Just to elaborate, a common process for film scoring is that composers will start by coming up with the tempo or tempi for the scene even before they’ve written a note, find the right tempo to match the pacing of the scene and get as many hitpoints as possible, possibly entering dummy notes at these hitpoints. They may not start scoring the scene from the beginning, but instead from near the end and fill in the earlier part later (same as normal composition). This means that the end of the music may be written already and in perfect sync, but the first part is not yet written and is just a bunch of empty bars - albeit with the tempo already decided and with enough beats to get to the end. If these are 4/4 and when you start writing you find that the music you want to write for this is not 4/4, obviously you have to change this, and here’s where it can theoretically start to become a problem (although not a problem in DAWs and not a problem with Dorico under the current behavior).
The issue with the initial suggestion of having Dorico just add time or remove time without asking is that your previously composed music later in the cue is in perfect sync, and this sync would be thrown off by the addition or removal of time, which would not be acceptable. Instead, the current workflow/behavior is that, after writing the end or whatever part you wanted, you might then work from the beginning, changing time signatures as needed, then when you reached the spot where you had written to the end, you would see how many beats were left (as you would probably end up with a fractional bar there) and add the correct time signature so that everything would be musically correct and complete. This can all be done without impacting the synchronization of the later music that was already written whatsoever. If the software were to automatically add explicit time signatures to incomplete measures, you may have to go through a process at the end to delete any extra time signatures it auto created because you may not want it to be like that, and deleting the time signatures may further throw things off. It could make a big mess of extra time signatures created through this automatic process that you suggest, if this was done repeatedly - for instance if you changed a time signature, and it created a new fractional measure with its own explicit time signature later in the piece, then if you changed another time signature in the next bar, it could make a new fractional measure with its own explicit time signatures later in the piece. If you change the time signature 10 times, you can easily end up with 10 shorter measures with random time signatures that you don’t want that were auto created by Dorico when earlier time signatures were changed.
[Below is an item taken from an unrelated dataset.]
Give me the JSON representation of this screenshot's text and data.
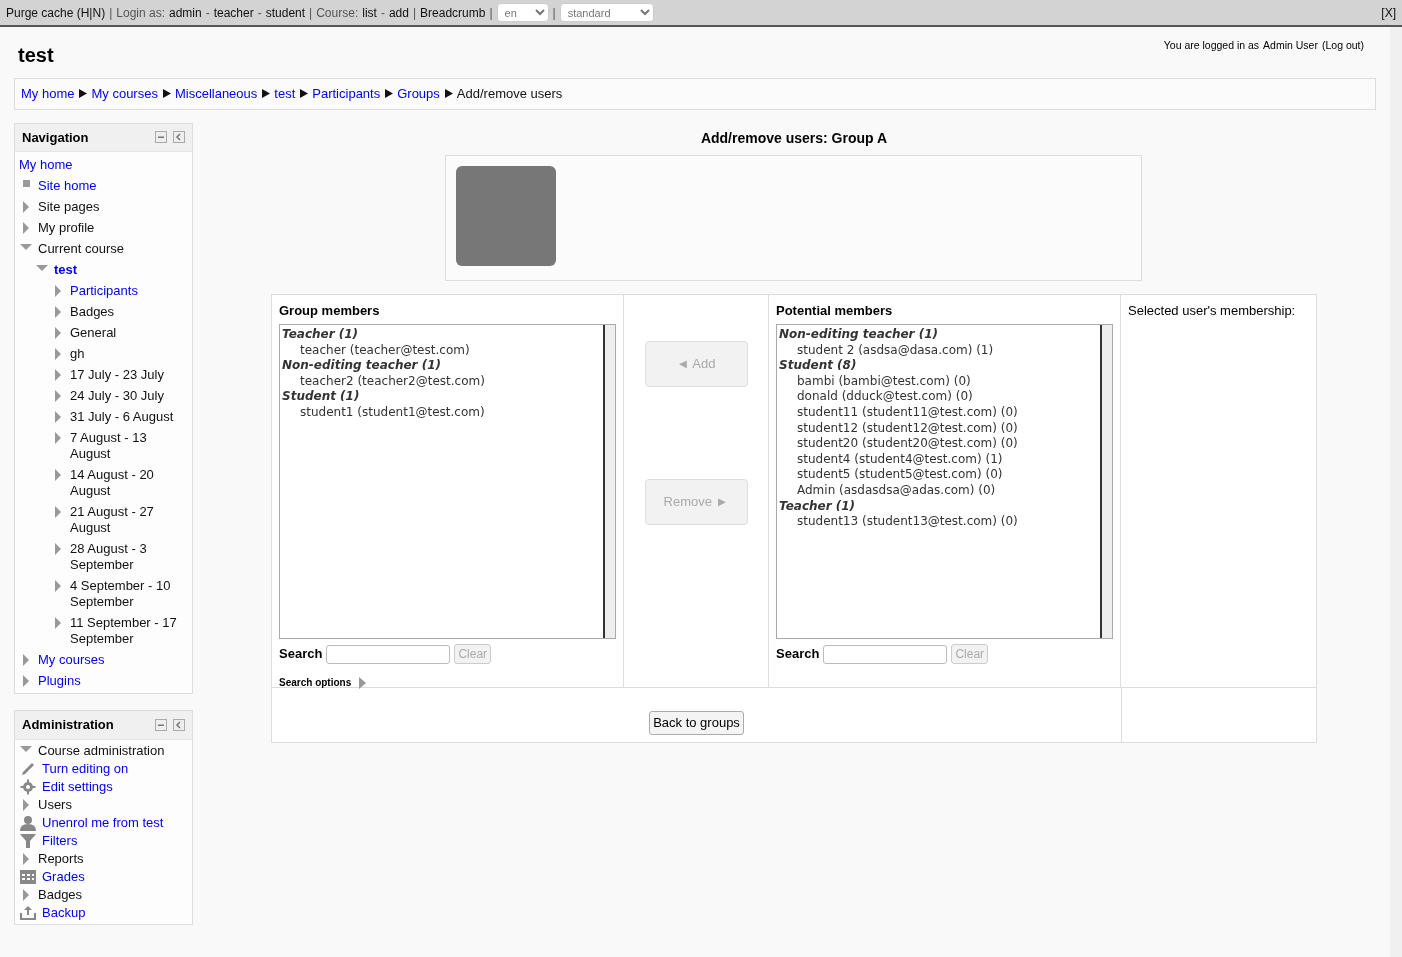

The only thing Dorico does differently than a DAW is that in a DAW you won’t usually end up with these “fractional” measures like in Dorico. The reason is that, to keep the notes at the same timestamp, the DAW will often offset the actual notes in the bar - in Michel’s example, it would be as if he changed 3/4 to 2/4, and all of the music in all future bars shifted back by a quarter note to compensate so that they landed at the same timestamp. These rhythmic shifts would be harmless in a DAW and easily correctable, but in notation, this could easily screw up custom engraving that was done, and applying a corrective shift back after the fact may not restore things back to how they previously looked. This is similar to how you can wreck certain engraving details by shifting things in insert mode and, even after shifting them back, they may not look exactly the same as they did before they were shifted in the first place. So instead of adjusting the actual notes forward or backward in time to keep the timings a match, Dorico handles this slightly differently from a DAW by having these fractional measures. I can understand why it is done this way, as a bit of a compromise as the normal DAW behavior would be too destructive of any custom engraving that was done.
There has to be a way of improving things that doesn’t mess up the current film scoring workflow (which actually works pretty well).